Yet there has never – ever – been as rich and ripe a time for the nonfiction filmmaker as now. In the 20 years that the IDA has existed, even in the years since I was president, we all have learned that anyone can make a documentary, and that every documentary can be shot in some form of consumer video and cut on a home computer. We can make a movie—a real movie, short or long, about our relatives, our pets, our political outrages, colorful characters we run into, bowling, billiards, buffalo, Billy Bob Thornton. Who's stopping us, especially if we're already pros, at some level? The documentary is accessible to anyone with desire and energy and a few dollars that would have only been spent on something that might not fulfill and even change your life the way creating a good piece of art can.

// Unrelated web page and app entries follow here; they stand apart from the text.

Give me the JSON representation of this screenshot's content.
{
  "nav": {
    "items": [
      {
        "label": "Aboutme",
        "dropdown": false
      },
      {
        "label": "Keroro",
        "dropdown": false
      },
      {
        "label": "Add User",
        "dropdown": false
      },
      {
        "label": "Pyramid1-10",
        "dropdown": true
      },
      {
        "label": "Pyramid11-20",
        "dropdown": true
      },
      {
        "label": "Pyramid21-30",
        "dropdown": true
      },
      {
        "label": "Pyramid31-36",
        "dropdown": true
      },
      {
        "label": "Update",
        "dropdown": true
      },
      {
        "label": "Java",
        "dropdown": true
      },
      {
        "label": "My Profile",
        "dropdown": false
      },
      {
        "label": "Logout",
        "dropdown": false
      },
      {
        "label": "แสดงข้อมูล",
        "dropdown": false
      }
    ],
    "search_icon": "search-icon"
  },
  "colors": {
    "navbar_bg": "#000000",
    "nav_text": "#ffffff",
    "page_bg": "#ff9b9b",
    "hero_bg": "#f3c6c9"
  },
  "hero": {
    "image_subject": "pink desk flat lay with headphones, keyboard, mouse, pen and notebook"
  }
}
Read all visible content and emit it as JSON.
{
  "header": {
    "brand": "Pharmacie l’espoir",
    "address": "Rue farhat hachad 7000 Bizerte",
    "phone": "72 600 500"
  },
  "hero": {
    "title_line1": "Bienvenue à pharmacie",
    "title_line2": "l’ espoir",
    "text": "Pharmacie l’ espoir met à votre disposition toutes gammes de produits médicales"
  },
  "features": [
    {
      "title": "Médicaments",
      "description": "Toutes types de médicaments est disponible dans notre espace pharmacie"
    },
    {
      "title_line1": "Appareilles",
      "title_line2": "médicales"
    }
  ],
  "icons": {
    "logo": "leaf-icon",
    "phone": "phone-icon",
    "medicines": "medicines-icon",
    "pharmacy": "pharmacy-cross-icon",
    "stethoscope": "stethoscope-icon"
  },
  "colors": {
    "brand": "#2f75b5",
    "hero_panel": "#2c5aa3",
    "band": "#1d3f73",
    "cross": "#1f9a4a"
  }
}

What's created is often strong and subtle and personal, and probably why the filmmaker came into this profession in the first place. So, we can shoot their recreations, research the same stock footage shots they always want, put in those titles that identify Marlon Brando or Bill Clinton (i.e. “Bill Clinton, Former President" ), add that narration that says the same thing someone just said on camera, and, in that tried and true method of many artists, even live on that commercial work. But we can never forget our own work, that film or video only we want to do. It's so possible now. It may not make anyone as rich as a Biography mogul, but it could get some dopamine going. And, as so much has already changed over this decade, maybe some day, maybe in another ten years, the movie we know we want to make and the one they think they need will be the same.